Summit Carbon Solutions pipeline hearings in Iowa still months away
Summit says proceedings could start in March; other parties ask for more time. The pipeline route includes North Dakota, southeast South Dakota, and soutwest and western Minnesota.
DES MOINES, Iowa — The earliest the Iowa Utilities Board will begin hearings in a controversial carbon capture would be March 20, but several parties told the board that even that would be moving too quickly.
The Iowa Utilities Board met Tuesday, Dec. 13, to discuss a timeline for the Summit Carbon Solutions project, which proposes to capture carbon dioxide emissions from 32 ethanol plants in five states and pipe it to western North Dakota for underground storage. The 2,000-mile pipeline would connect ethanol plants in Minnesota, Iowa, Nebraska, South Dakota and North Dakota.
Summit has said it wants to begin construction on the $4.5 billion pipeline system in 2023 and be operational in 2024, but there is still significant work to be done on permitting.
During Tuesday’s meeting, Summit said IUB hearings could begin March 20, 2023, and would need about 15 days to complete the hearings.
Other intervening parties said that is unrealistic. Christina Gruenhagen, representing the Iowa Farm Bureau, said July or later would be reasonable, in part to avoid spring planting and harvest. Brian Jorde with the Domina Law Firm that represents landowners said a hearing should be a year away with 30 days set aside for proceedings.
The three-member Iowa Utilities Board did not set a schedule Tuesday, saying they would discuss the situation with staff before setting a schedule for the proceedings, which have been likened to a trial, with time needed for evidence discovery and scheduling expert witnesses.
Anna Ryon, an attorney with the Iowa Office of Consumer Advocate, said the board should wait until the federal Pipeline and Hazardous Materials Safety Administration finishes a review of carbon pipeline safety standards.

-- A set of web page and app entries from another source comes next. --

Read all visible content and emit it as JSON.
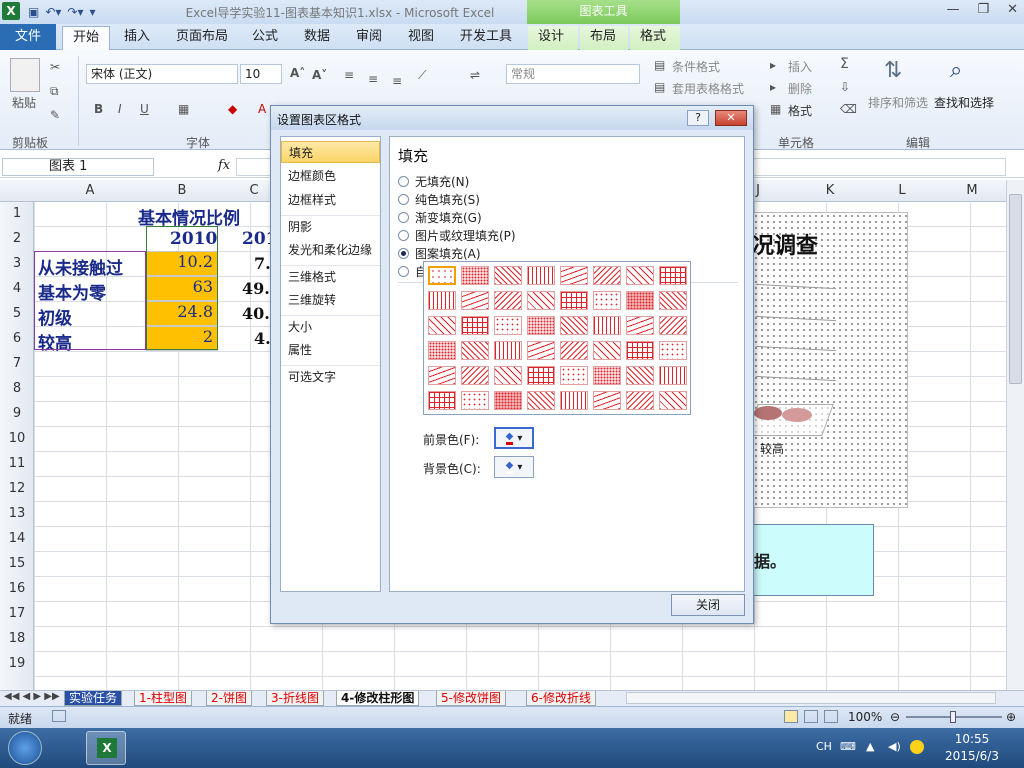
{
  "window": {
    "title": "Excel导学实验11-图表基本知识1.xlsx - Microsoft Excel",
    "chart_tools": "图表工具"
  },
  "tabs": [
    {
      "label": "文件"
    },
    {
      "label": "开始"
    },
    {
      "label": "插入"
    },
    {
      "label": "页面布局"
    },
    {
      "label": "公式"
    },
    {
      "label": "数据"
    },
    {
      "label": "审阅"
    },
    {
      "label": "视图"
    },
    {
      "label": "开发工具"
    },
    {
      "label": "设计"
    },
    {
      "label": "布局"
    },
    {
      "label": "格式"
    }
  ],
  "ribbon": {
    "paste": "粘贴",
    "clipboard": "剪贴板",
    "font_group": "字体",
    "font_name": "宋体 (正文)",
    "font_size": "10",
    "bold": "B",
    "italic": "I",
    "underline": "U",
    "number_format": "常规",
    "cond_format": "条件格式",
    "table_format": "套用表格格式",
    "insert": "插入",
    "delete": "删除",
    "format": "格式",
    "cells_group": "单元格",
    "sort_filter": "排序和筛选",
    "find_select": "查找和选择",
    "edit_group": "编辑",
    "sigma": "Σ"
  },
  "formula_bar": {
    "name_box": "图表 1",
    "fx": "fx"
  },
  "columns": [
    "A",
    "B",
    "C",
    "J",
    "K",
    "L",
    "M"
  ],
  "rows": [
    "1",
    "2",
    "3",
    "4",
    "5",
    "6",
    "7",
    "8",
    "9",
    "10",
    "11",
    "12",
    "13",
    "14",
    "15",
    "16",
    "17",
    "18",
    "19"
  ],
  "sheet": {
    "title": "基本情况比例",
    "header_2010": "2010",
    "header_c": "201",
    "labels": [
      "从未接触过",
      "基本为零",
      "初级",
      "较高"
    ],
    "b_values": [
      "10.2",
      "63",
      "24.8",
      "2"
    ],
    "c_values": [
      "7.",
      "49.",
      "40.",
      "4."
    ]
  },
  "chart": {
    "title_fragment": "况调查",
    "category_label": "较高"
  },
  "note_fragment": "据。",
  "dialog": {
    "title": "设置图表区格式",
    "help": "?",
    "close_x": "✕",
    "nav": [
      "填充",
      "边框颜色",
      "边框样式",
      "阴影",
      "发光和柔化边缘",
      "三维格式",
      "三维旋转",
      "大小",
      "属性",
      "可选文字"
    ],
    "selected_nav": "填充",
    "pane_title": "填充",
    "fill_options": [
      "无填充(N)",
      "纯色填充(S)",
      "渐变填充(G)",
      "图片或纹理填充(P)",
      "图案填充(A)",
      "自动(U)"
    ],
    "selected_fill": "图案填充(A)",
    "foreground": "前景色(F):",
    "background": "背景色(C):",
    "close_button": "关闭"
  },
  "sheet_tabs": [
    "实验任务",
    "1-柱型图",
    "2-饼图",
    "3-折线图",
    "4-修改柱形图",
    "5-修改饼图",
    "6-修改折线"
  ],
  "active_sheet": "4-修改柱形图",
  "status": {
    "ready": "就绪",
    "zoom": "100%"
  },
  "taskbar": {
    "lang": "CH",
    "time": "10:55",
    "date": "2015/6/3"
  },
  "colors": {
    "accent": "#2a6db5",
    "pattern_red": "#e0232b",
    "cell_highlight": "#fec000"
  }
}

She also noted possible action on carbon pipelines by the Iowa Legislature, which comes back into session Jan. 9.
Bret Dublinske, attorney for Summit, questioned whether pipeline opponents may be stalling.
"You start to wonder how much of this is tactical as opposed to legitimately needed," he said.
Carbon pipelines have been a hot topic in Iowa, with Summit’s Midwest Carbon Express the furthest along of three planned projects in the state.
Summit Carbon Solutions is a spinoff of Iowa-based Summit Agriculture Group. Summit says the project will benefit the ethanol industry, farmers, the economy and the environment. But environmentalists and some landowners have been vocal in their opposition, especially the use of eminent domain to force landowners to provide a path for the pipeline.
Summit also is awaiting permit approvals in the other states on the route, Minnesota, Nebraska, North Dakota and South Dakota.